Segment Open

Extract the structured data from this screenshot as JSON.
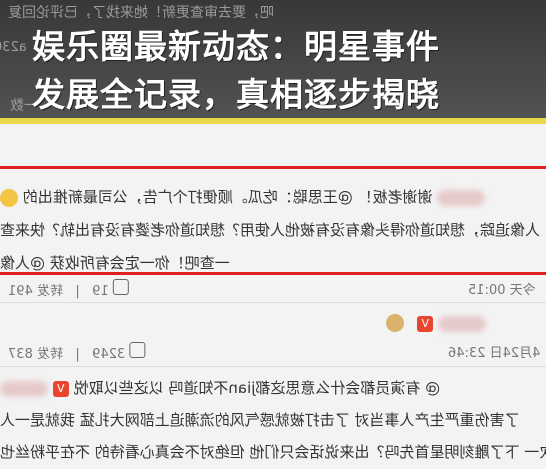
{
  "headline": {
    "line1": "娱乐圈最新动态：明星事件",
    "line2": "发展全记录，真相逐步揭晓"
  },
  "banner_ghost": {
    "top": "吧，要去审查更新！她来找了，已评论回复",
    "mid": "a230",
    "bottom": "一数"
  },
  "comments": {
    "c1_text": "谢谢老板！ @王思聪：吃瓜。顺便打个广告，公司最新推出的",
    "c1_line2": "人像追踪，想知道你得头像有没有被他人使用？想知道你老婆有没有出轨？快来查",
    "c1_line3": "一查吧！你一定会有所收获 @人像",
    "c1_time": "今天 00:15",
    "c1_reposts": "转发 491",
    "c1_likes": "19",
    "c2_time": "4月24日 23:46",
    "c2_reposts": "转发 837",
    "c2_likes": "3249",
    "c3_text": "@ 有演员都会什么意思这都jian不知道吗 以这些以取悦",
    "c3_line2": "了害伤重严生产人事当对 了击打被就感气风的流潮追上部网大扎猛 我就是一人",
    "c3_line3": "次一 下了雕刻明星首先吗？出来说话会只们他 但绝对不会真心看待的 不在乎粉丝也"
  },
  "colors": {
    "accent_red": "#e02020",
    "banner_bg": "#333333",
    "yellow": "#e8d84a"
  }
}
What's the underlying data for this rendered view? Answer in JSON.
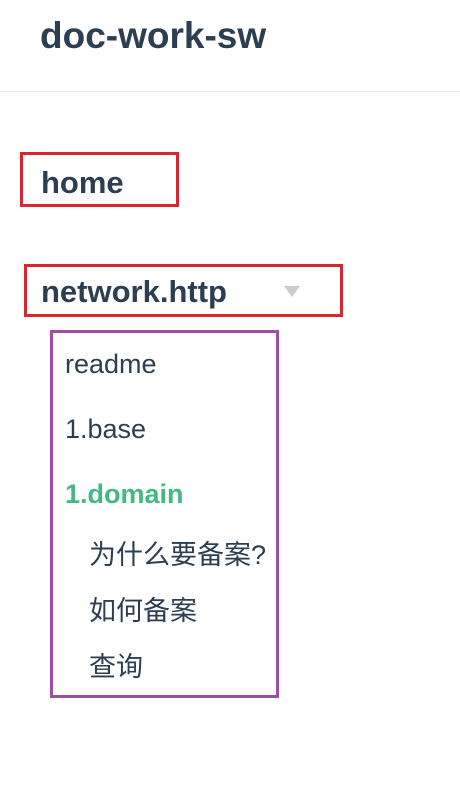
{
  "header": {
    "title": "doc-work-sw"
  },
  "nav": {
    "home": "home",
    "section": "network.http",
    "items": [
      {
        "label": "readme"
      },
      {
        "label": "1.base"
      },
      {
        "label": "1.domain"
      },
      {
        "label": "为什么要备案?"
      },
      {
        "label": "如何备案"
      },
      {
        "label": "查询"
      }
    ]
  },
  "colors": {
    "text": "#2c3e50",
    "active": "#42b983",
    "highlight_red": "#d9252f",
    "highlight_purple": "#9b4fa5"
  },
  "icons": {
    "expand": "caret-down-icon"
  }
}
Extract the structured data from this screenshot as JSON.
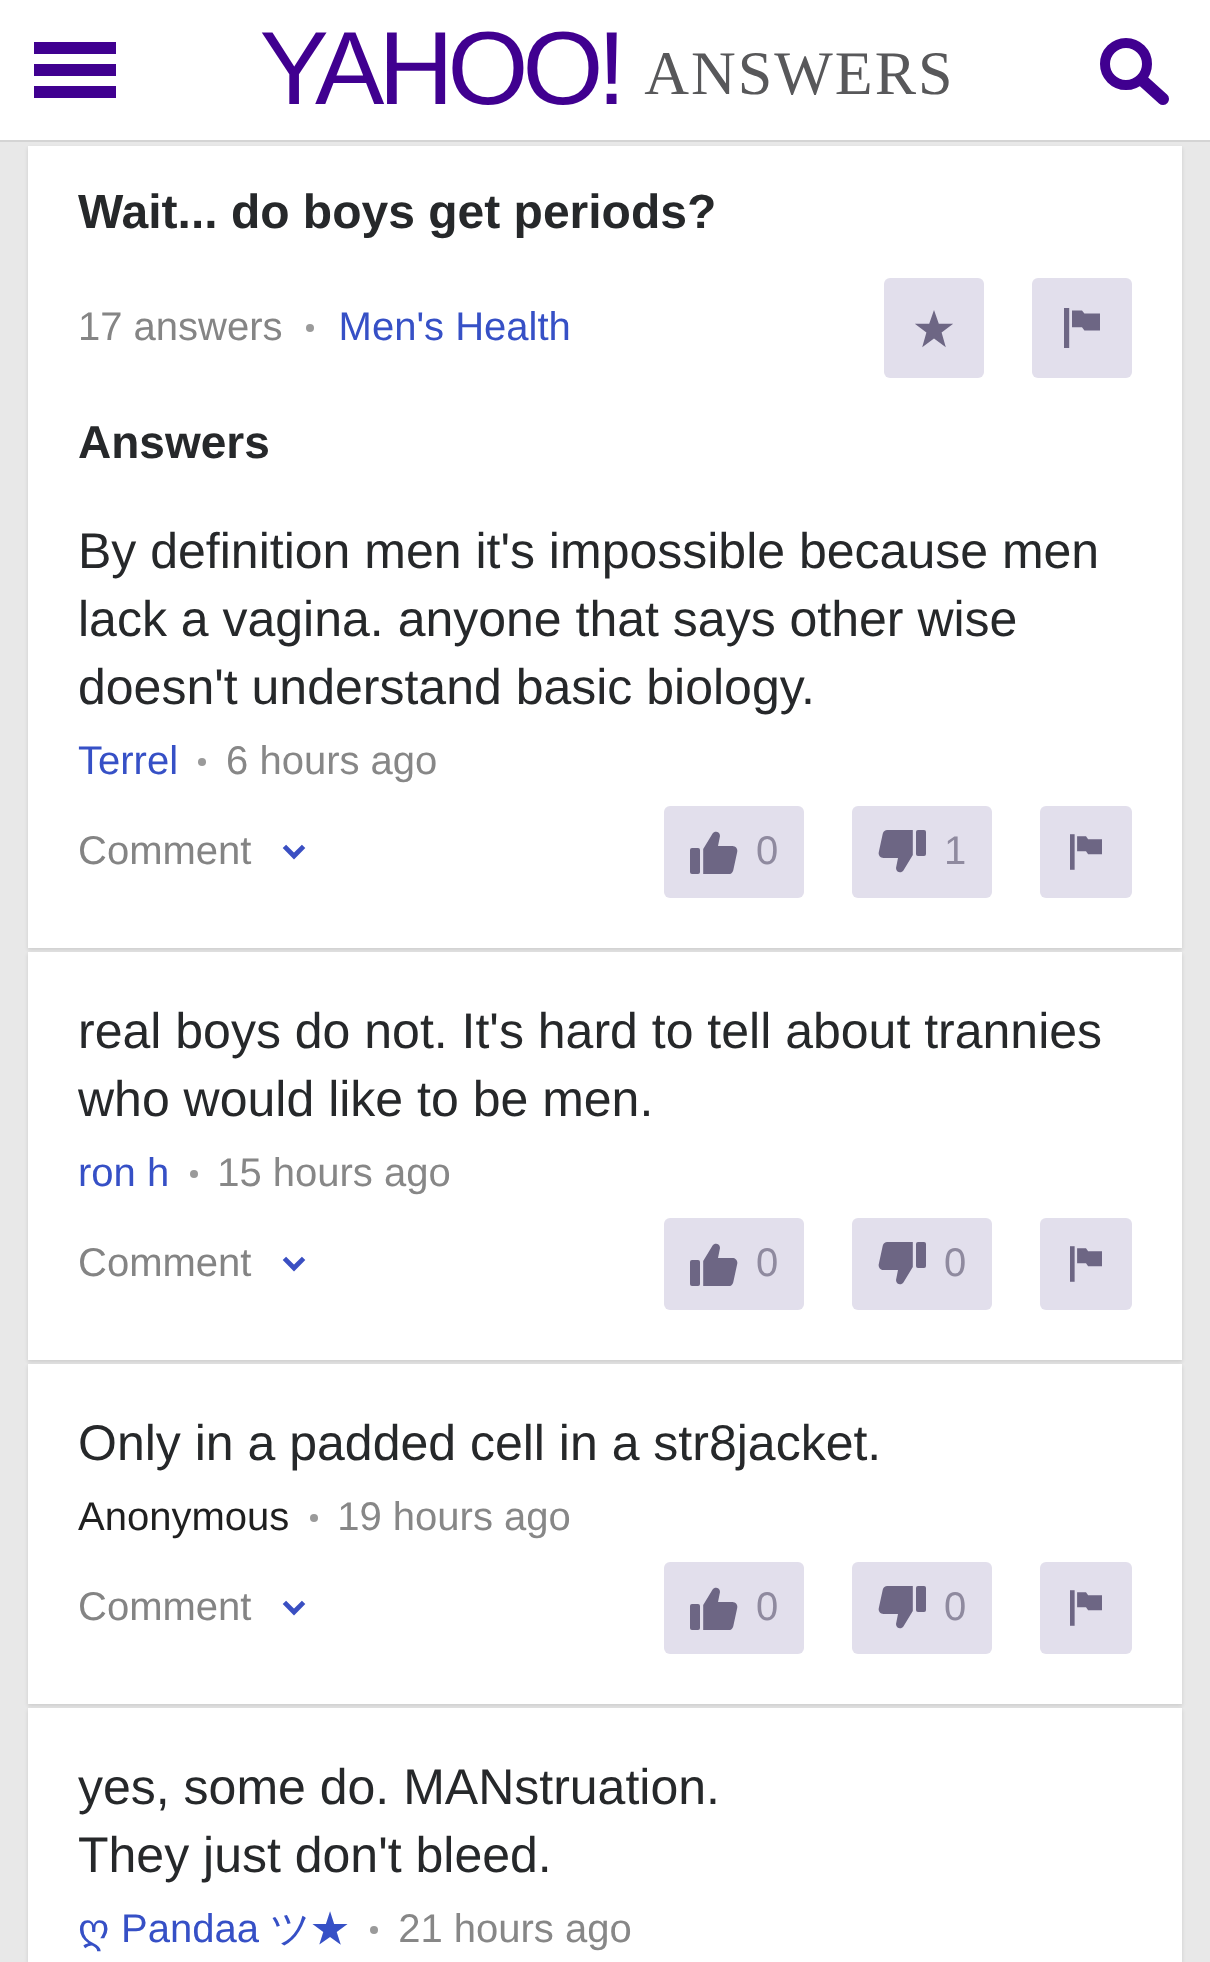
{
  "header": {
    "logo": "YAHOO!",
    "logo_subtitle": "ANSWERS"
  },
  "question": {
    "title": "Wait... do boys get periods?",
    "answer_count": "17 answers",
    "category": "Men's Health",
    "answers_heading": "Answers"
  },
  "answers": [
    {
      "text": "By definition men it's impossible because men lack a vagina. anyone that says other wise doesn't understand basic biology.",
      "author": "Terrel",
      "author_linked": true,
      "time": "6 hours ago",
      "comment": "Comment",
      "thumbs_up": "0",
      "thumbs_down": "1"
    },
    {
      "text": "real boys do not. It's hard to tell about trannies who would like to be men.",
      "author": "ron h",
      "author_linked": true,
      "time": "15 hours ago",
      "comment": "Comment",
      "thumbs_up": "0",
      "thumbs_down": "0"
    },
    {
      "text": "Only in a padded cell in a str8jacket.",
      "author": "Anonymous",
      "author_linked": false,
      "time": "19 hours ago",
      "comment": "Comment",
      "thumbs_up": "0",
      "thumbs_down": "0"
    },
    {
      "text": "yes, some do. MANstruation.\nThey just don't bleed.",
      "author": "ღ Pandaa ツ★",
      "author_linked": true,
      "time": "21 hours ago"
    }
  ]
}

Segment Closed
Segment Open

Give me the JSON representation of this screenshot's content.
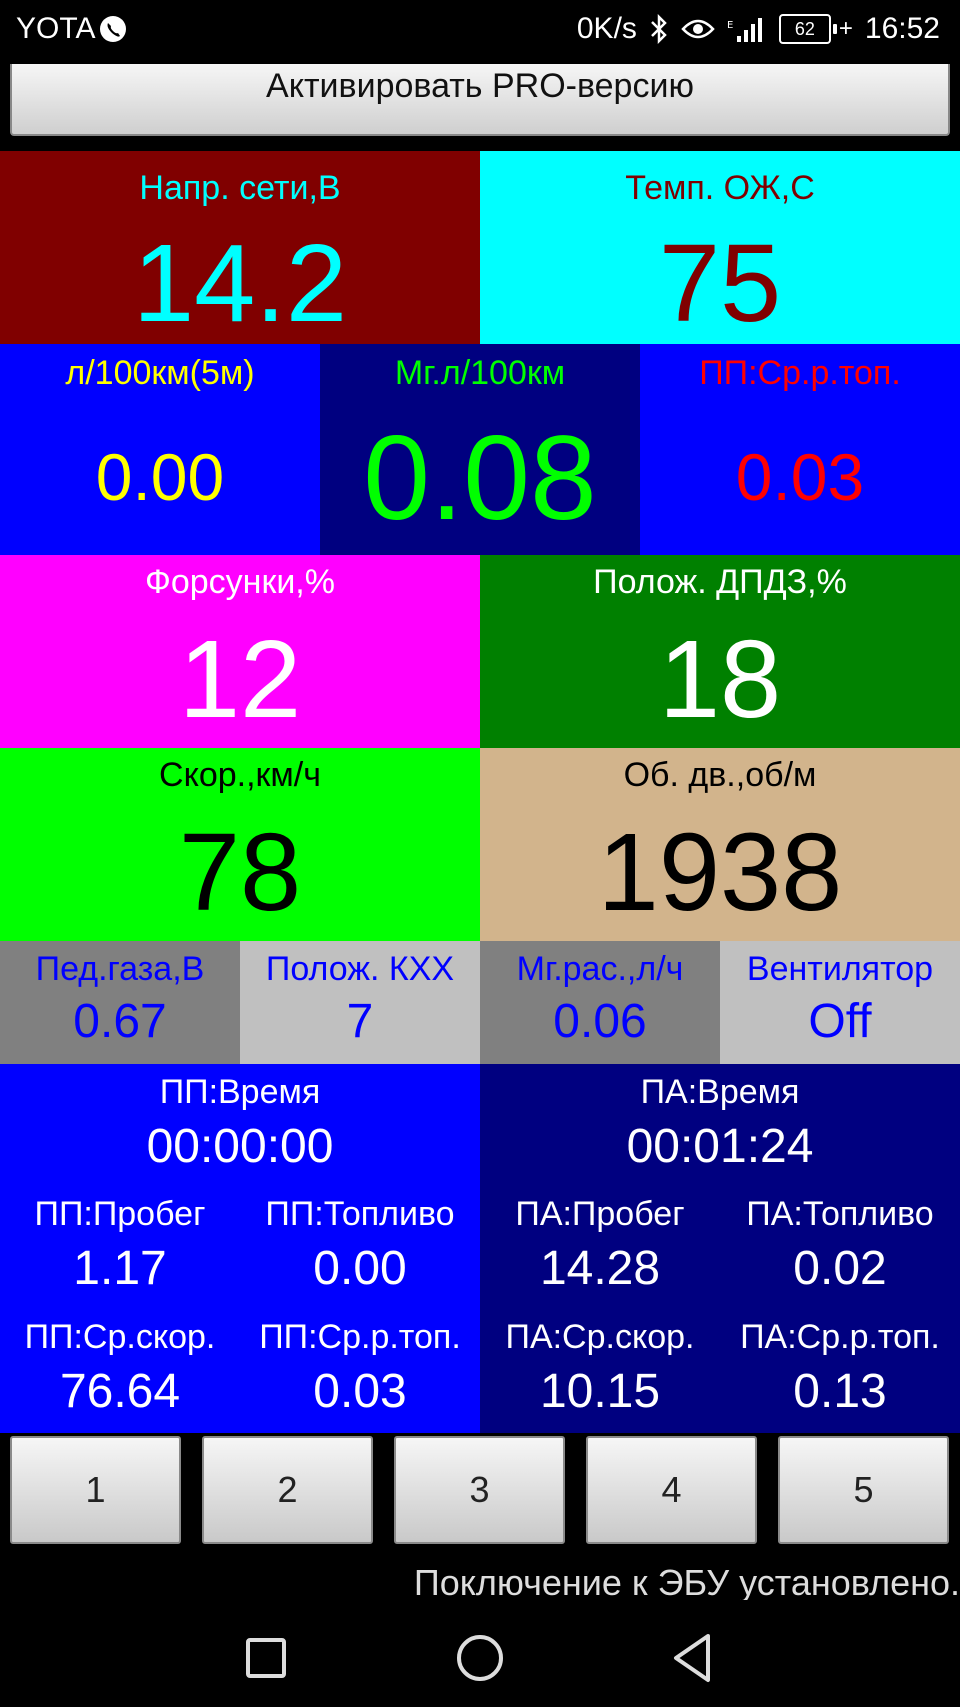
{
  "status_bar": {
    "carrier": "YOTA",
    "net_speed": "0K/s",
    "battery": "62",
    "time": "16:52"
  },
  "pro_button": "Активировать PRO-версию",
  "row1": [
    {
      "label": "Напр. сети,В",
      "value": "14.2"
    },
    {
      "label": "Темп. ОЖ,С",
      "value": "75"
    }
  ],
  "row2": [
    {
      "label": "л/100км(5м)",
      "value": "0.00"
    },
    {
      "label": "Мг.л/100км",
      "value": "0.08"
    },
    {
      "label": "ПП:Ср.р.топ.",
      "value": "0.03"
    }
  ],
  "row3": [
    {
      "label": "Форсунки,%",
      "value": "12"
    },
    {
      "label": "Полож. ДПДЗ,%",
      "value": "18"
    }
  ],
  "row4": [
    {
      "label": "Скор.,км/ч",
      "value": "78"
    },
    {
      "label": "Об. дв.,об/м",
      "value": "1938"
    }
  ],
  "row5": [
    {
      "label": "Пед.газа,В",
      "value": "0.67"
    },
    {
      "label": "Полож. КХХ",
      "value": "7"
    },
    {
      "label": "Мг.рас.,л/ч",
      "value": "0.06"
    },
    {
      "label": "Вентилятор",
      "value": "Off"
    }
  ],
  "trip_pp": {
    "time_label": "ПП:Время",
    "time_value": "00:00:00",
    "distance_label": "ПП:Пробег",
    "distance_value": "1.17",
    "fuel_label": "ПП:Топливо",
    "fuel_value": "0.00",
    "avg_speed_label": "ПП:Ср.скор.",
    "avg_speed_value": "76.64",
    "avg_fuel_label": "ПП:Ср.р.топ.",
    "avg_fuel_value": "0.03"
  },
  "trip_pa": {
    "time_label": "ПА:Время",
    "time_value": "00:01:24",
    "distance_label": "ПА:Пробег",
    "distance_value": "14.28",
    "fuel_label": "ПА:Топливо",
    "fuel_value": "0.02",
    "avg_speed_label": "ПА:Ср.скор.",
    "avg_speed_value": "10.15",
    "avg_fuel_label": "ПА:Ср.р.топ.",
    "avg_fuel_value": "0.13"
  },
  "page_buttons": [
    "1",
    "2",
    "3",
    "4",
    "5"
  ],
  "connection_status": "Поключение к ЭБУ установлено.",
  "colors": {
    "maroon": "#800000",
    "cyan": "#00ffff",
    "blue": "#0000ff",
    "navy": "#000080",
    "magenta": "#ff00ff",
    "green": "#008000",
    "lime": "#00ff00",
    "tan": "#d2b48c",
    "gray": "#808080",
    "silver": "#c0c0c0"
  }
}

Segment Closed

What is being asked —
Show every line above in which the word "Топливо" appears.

Answer to the exercise —
    "fuel_label": "ПП:Топливо",
    "fuel_label": "ПА:Топливо",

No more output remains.